A new study of IRS practices reveals a tale of two Mississippi counties, with one of the poorest in the state earning the top spot as the most audited in the country, while the second-wealthiest is Mississippi's least audited.
Like all counties in the list, Humphreys County, which lands at No. 1, is a rural and mostly African American county in the Deep South. The other four counties are (in order): Tunica County, Miss.; East Carroll Parish, La.; Coahoma County, Miss.; and Noxubee County, Miss. Tax Notes published this list in a report on Monday.
By comparison, Rankin County has a median household income of more than double that of Humphreys, and is one of the whitest counties in the state—but it is the least audited one. White residents account for 81 percent of its population, while just 17 percent is black—significantly lower than the statewide population, which is 37 percent African American.
The disparity, highlighted in a report published in ProPublica, results from the agency's heavy focus on scrutinizing recipients of earned income tax credit, or EITC, an anti-poverty program that provides refunds to families who work but still have difficulty making ends meet.
Since 2011, budget cuts to the IRS have caused audit rates to fall across the board. For families making between $200,000 and $5 million, they have fallen more than 70 percent, while audit rates for those making $5-$10 million have fallen 57 percent. For EITC recipients, who on average make less than $20,000 a year, though, audit rates have fallen the least, dropping just 36 percent.

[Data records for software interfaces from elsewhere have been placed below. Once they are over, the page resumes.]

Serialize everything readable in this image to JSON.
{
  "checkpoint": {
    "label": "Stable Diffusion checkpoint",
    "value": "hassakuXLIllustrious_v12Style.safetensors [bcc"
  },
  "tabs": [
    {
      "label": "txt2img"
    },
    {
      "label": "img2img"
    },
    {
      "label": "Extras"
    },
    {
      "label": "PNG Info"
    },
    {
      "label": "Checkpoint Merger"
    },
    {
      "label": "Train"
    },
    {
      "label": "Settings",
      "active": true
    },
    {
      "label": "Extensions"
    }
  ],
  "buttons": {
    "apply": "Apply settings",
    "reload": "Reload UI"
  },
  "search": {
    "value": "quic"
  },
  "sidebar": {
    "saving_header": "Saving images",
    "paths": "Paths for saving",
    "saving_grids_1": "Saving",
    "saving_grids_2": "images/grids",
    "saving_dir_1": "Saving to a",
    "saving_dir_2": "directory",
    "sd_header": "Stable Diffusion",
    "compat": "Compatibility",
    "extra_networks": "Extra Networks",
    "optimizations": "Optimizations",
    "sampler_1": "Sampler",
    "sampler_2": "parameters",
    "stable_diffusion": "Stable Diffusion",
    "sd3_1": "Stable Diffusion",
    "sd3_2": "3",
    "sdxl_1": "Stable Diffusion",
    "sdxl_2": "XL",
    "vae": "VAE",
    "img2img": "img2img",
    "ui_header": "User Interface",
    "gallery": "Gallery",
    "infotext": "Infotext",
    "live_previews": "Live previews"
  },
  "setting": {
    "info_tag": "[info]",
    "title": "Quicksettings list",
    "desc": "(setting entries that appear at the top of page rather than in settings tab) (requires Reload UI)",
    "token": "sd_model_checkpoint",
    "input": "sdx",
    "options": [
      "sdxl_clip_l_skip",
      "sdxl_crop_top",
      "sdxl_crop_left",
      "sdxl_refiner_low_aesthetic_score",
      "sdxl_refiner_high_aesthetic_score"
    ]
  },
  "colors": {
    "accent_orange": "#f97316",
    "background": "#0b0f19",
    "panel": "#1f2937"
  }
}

A ProPublica analysis in December found that the average EITC recipient is more likely to face an audit than someone making 20 times as much. The report attributes the relentless focus on tax-credit recipients to "consistent pressure from Republicans in Congress" to curtail overpayments